══ Available data ══

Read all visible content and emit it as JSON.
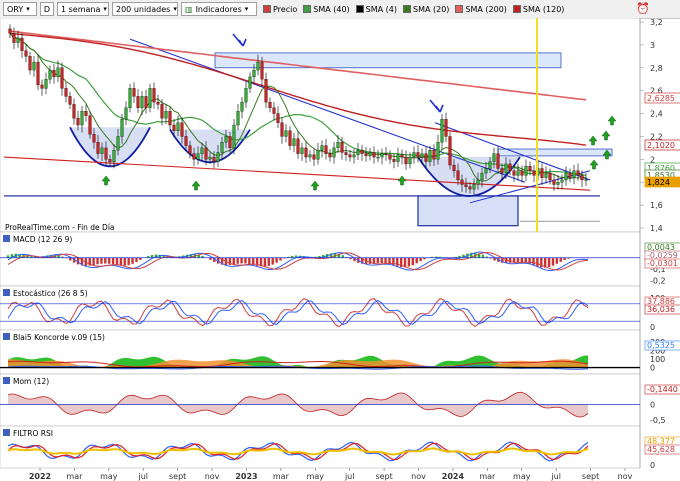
{
  "toolbar": {
    "symbol": "ORY",
    "mode": "D",
    "period": "1 semana",
    "units": "200 unidades",
    "indicators": "Indicadores",
    "legend": [
      {
        "label": "Precio",
        "color": "#d04040"
      },
      {
        "label": "SMA (40)",
        "color": "#40a040"
      },
      {
        "label": "SMA (4)",
        "color": "#000000"
      },
      {
        "label": "SMA (20)",
        "color": "#3a7a20"
      },
      {
        "label": "SMA (200)",
        "color": "#e06060"
      },
      {
        "label": "SMA (120)",
        "color": "#c02020"
      }
    ]
  },
  "source_label": "ProRealTime.com - Fin de Día",
  "chart_data": [
    {
      "type": "candlestick",
      "name": "ORY",
      "ylim": [
        1.4,
        3.2
      ],
      "yticks": [
        "3,2",
        "3",
        "2,8",
        "2,6",
        "2,4",
        "2,2",
        "2",
        "1,8",
        "1,6",
        "1,4"
      ],
      "last_values": [
        {
          "value": "2,6285",
          "color": "#d04040",
          "kind": "sma200"
        },
        {
          "value": "2,1020",
          "color": "#c02020",
          "kind": "sma120"
        },
        {
          "value": "1,8760",
          "color": "#40a040",
          "kind": "sma40"
        },
        {
          "value": "1,8530",
          "color": "#3a7a20",
          "kind": "sma20"
        },
        {
          "value": "1,824",
          "color": "#e8a000",
          "kind": "price"
        }
      ],
      "weekly_close": [
        3.1,
        3.02,
        3.06,
        2.95,
        2.9,
        2.78,
        2.85,
        2.65,
        2.62,
        2.7,
        2.78,
        2.72,
        2.8,
        2.62,
        2.55,
        2.48,
        2.36,
        2.3,
        2.42,
        2.38,
        2.22,
        2.15,
        2.05,
        2.1,
        2.0,
        1.98,
        2.08,
        2.2,
        2.35,
        2.45,
        2.62,
        2.55,
        2.45,
        2.55,
        2.45,
        2.62,
        2.5,
        2.48,
        2.36,
        2.42,
        2.3,
        2.25,
        2.32,
        2.2,
        2.12,
        2.05,
        2.0,
        2.05,
        2.1,
        2.0,
        2.02,
        1.98,
        2.06,
        2.15,
        2.2,
        2.1,
        2.3,
        2.42,
        2.5,
        2.62,
        2.72,
        2.78,
        2.85,
        2.7,
        2.5,
        2.45,
        2.4,
        2.32,
        2.2,
        2.25,
        2.12,
        2.18,
        2.05,
        2.1,
        2.02,
        2.04,
        2.0,
        2.08,
        2.12,
        2.05,
        2.02,
        2.1,
        2.15,
        2.06,
        2.04,
        2.02,
        2.04,
        2.08,
        2.05,
        2.03,
        2.06,
        2.02,
        2.02,
        2.05,
        2.04,
        2.0,
        1.98,
        2.04,
        2.02,
        1.96,
        2.02,
        2.06,
        2.02,
        2.05,
        1.98,
        2.08,
        2.0,
        2.15,
        2.35,
        2.2,
        1.95,
        1.9,
        1.82,
        1.78,
        1.76,
        1.74,
        1.78,
        1.82,
        1.88,
        1.92,
        1.98,
        2.05,
        1.92,
        1.88,
        1.96,
        1.9,
        1.86,
        1.9,
        1.86,
        1.94,
        1.9,
        1.86,
        1.92,
        1.84,
        1.88,
        1.82,
        1.78,
        1.8,
        1.82,
        1.88,
        1.84,
        1.9,
        1.86,
        1.82,
        1.824
      ],
      "sma200": [
        3.12,
        2.52
      ],
      "sma120": [
        3.1,
        2.06
      ],
      "annotations": {
        "yellow_vline_label": "",
        "zones": [
          "resistance-box-2023",
          "support-box-2024"
        ]
      }
    },
    {
      "type": "line",
      "name": "MACD (12 26 9)",
      "yticks": [
        "0,1",
        "0",
        "-0,1",
        "-0,2"
      ],
      "ylim": [
        -0.22,
        0.12
      ],
      "last_values": [
        {
          "value": "0,0043",
          "color": "#3a7a20"
        },
        {
          "value": "-0,0259",
          "color": "#b06070"
        },
        {
          "value": "-0,0301",
          "color": "#d04040"
        }
      ]
    },
    {
      "type": "line",
      "name": "Estocástico (26 8 5)",
      "yticks": [
        "100",
        "0"
      ],
      "ylim": [
        0,
        100
      ],
      "last_values": [
        {
          "value": "37,886",
          "color": "#d04040"
        },
        {
          "value": "36,036",
          "color": "#c02020"
        }
      ]
    },
    {
      "type": "area",
      "name": "Blai5 Koncorde v.09 (15)",
      "yticks": [
        "300",
        "200",
        "100",
        "0"
      ],
      "ylim": [
        -40,
        300
      ],
      "last_values": [
        {
          "value": "0,5325",
          "color": "#3080ff"
        }
      ]
    },
    {
      "type": "line",
      "name": "Mom (12)",
      "yticks": [
        "0,5",
        "0",
        "-0,5"
      ],
      "ylim": [
        -0.6,
        0.6
      ],
      "last_values": [
        {
          "value": "-0,1440",
          "color": "#c02020"
        }
      ]
    },
    {
      "type": "line",
      "name": "FILTRO RSI",
      "yticks": [
        "50",
        "0"
      ],
      "ylim": [
        0,
        100
      ],
      "last_values": [
        {
          "value": "48,377",
          "color": "#e8a000"
        },
        {
          "value": "45,628",
          "color": "#d04040"
        }
      ]
    }
  ],
  "xaxis": {
    "ticks": [
      "2022",
      "mar",
      "may",
      "jul",
      "sept",
      "nov",
      "2023",
      "mar",
      "may",
      "jul",
      "sept",
      "nov",
      "2024",
      "mar",
      "may",
      "jul",
      "sept",
      "nov"
    ],
    "bold": [
      "2022",
      "2023",
      "2024"
    ]
  }
}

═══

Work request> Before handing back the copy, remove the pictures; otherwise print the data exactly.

Answer>
Read all visible content and emit it as JSON.
{
  "toolbar": {
    "symbol": "ORY",
    "mode": "D",
    "period": "1 semana",
    "units": "200 unidades",
    "indicators": "Indicadores",
    "legend": [
      {
        "label": "Precio",
        "color": "#d04040"
      },
      {
        "label": "SMA (40)",
        "color": "#40a040"
      },
      {
        "label": "SMA (4)",
        "color": "#000000"
      },
      {
        "label": "SMA (20)",
        "color": "#3a7a20"
      },
      {
        "label": "SMA (200)",
        "color": "#e06060"
      },
      {
        "label": "SMA (120)",
        "color": "#c02020"
      }
    ]
  },
  "source_label": "ProRealTime.com - Fin de Día",
  "chart_data": [
    {
      "type": "candlestick",
      "name": "ORY",
      "ylim": [
        1.4,
        3.2
      ],
      "yticks": [
        "3,2",
        "3",
        "2,8",
        "2,6",
        "2,4",
        "2,2",
        "2",
        "1,8",
        "1,6",
        "1,4"
      ],
      "last_values": [
        {
          "value": "2,6285",
          "color": "#d04040",
          "kind": "sma200"
        },
        {
          "value": "2,1020",
          "color": "#c02020",
          "kind": "sma120"
        },
        {
          "value": "1,8760",
          "color": "#40a040",
          "kind": "sma40"
        },
        {
          "value": "1,8530",
          "color": "#3a7a20",
          "kind": "sma20"
        },
        {
          "value": "1,824",
          "color": "#e8a000",
          "kind": "price"
        }
      ],
      "weekly_close": [
        3.1,
        3.02,
        3.06,
        2.95,
        2.9,
        2.78,
        2.85,
        2.65,
        2.62,
        2.7,
        2.78,
        2.72,
        2.8,
        2.62,
        2.55,
        2.48,
        2.36,
        2.3,
        2.42,
        2.38,
        2.22,
        2.15,
        2.05,
        2.1,
        2.0,
        1.98,
        2.08,
        2.2,
        2.35,
        2.45,
        2.62,
        2.55,
        2.45,
        2.55,
        2.45,
        2.62,
        2.5,
        2.48,
        2.36,
        2.42,
        2.3,
        2.25,
        2.32,
        2.2,
        2.12,
        2.05,
        2.0,
        2.05,
        2.1,
        2.0,
        2.02,
        1.98,
        2.06,
        2.15,
        2.2,
        2.1,
        2.3,
        2.42,
        2.5,
        2.62,
        2.72,
        2.78,
        2.85,
        2.7,
        2.5,
        2.45,
        2.4,
        2.32,
        2.2,
        2.25,
        2.12,
        2.18,
        2.05,
        2.1,
        2.02,
        2.04,
        2.0,
        2.08,
        2.12,
        2.05,
        2.02,
        2.1,
        2.15,
        2.06,
        2.04,
        2.02,
        2.04,
        2.08,
        2.05,
        2.03,
        2.06,
        2.02,
        2.02,
        2.05,
        2.04,
        2.0,
        1.98,
        2.04,
        2.02,
        1.96,
        2.02,
        2.06,
        2.02,
        2.05,
        1.98,
        2.08,
        2.0,
        2.15,
        2.35,
        2.2,
        1.95,
        1.9,
        1.82,
        1.78,
        1.76,
        1.74,
        1.78,
        1.82,
        1.88,
        1.92,
        1.98,
        2.05,
        1.92,
        1.88,
        1.96,
        1.9,
        1.86,
        1.9,
        1.86,
        1.94,
        1.9,
        1.86,
        1.92,
        1.84,
        1.88,
        1.82,
        1.78,
        1.8,
        1.82,
        1.88,
        1.84,
        1.9,
        1.86,
        1.82,
        1.824
      ],
      "sma200": [
        3.12,
        2.52
      ],
      "sma120": [
        3.1,
        2.06
      ],
      "annotations": {
        "yellow_vline_label": "",
        "zones": [
          "resistance-box-2023",
          "support-box-2024"
        ]
      }
    },
    {
      "type": "line",
      "name": "MACD (12 26 9)",
      "yticks": [
        "0,1",
        "0",
        "-0,1",
        "-0,2"
      ],
      "ylim": [
        -0.22,
        0.12
      ],
      "last_values": [
        {
          "value": "0,0043",
          "color": "#3a7a20"
        },
        {
          "value": "-0,0259",
          "color": "#b06070"
        },
        {
          "value": "-0,0301",
          "color": "#d04040"
        }
      ]
    },
    {
      "type": "line",
      "name": "Estocástico (26 8 5)",
      "yticks": [
        "100",
        "0"
      ],
      "ylim": [
        0,
        100
      ],
      "last_values": [
        {
          "value": "37,886",
          "color": "#d04040"
        },
        {
          "value": "36,036",
          "color": "#c02020"
        }
      ]
    },
    {
      "type": "area",
      "name": "Blai5 Koncorde v.09 (15)",
      "yticks": [
        "300",
        "200",
        "100",
        "0"
      ],
      "ylim": [
        -40,
        300
      ],
      "last_values": [
        {
          "value": "0,5325",
          "color": "#3080ff"
        }
      ]
    },
    {
      "type": "line",
      "name": "Mom (12)",
      "yticks": [
        "0,5",
        "0",
        "-0,5"
      ],
      "ylim": [
        -0.6,
        0.6
      ],
      "last_values": [
        {
          "value": "-0,1440",
          "color": "#c02020"
        }
      ]
    },
    {
      "type": "line",
      "name": "FILTRO RSI",
      "yticks": [
        "50",
        "0"
      ],
      "ylim": [
        0,
        100
      ],
      "last_values": [
        {
          "value": "48,377",
          "color": "#e8a000"
        },
        {
          "value": "45,628",
          "color": "#d04040"
        }
      ]
    }
  ],
  "xaxis": {
    "ticks": [
      "2022",
      "mar",
      "may",
      "jul",
      "sept",
      "nov",
      "2023",
      "mar",
      "may",
      "jul",
      "sept",
      "nov",
      "2024",
      "mar",
      "may",
      "jul",
      "sept",
      "nov"
    ],
    "bold": [
      "2022",
      "2023",
      "2024"
    ]
  }
}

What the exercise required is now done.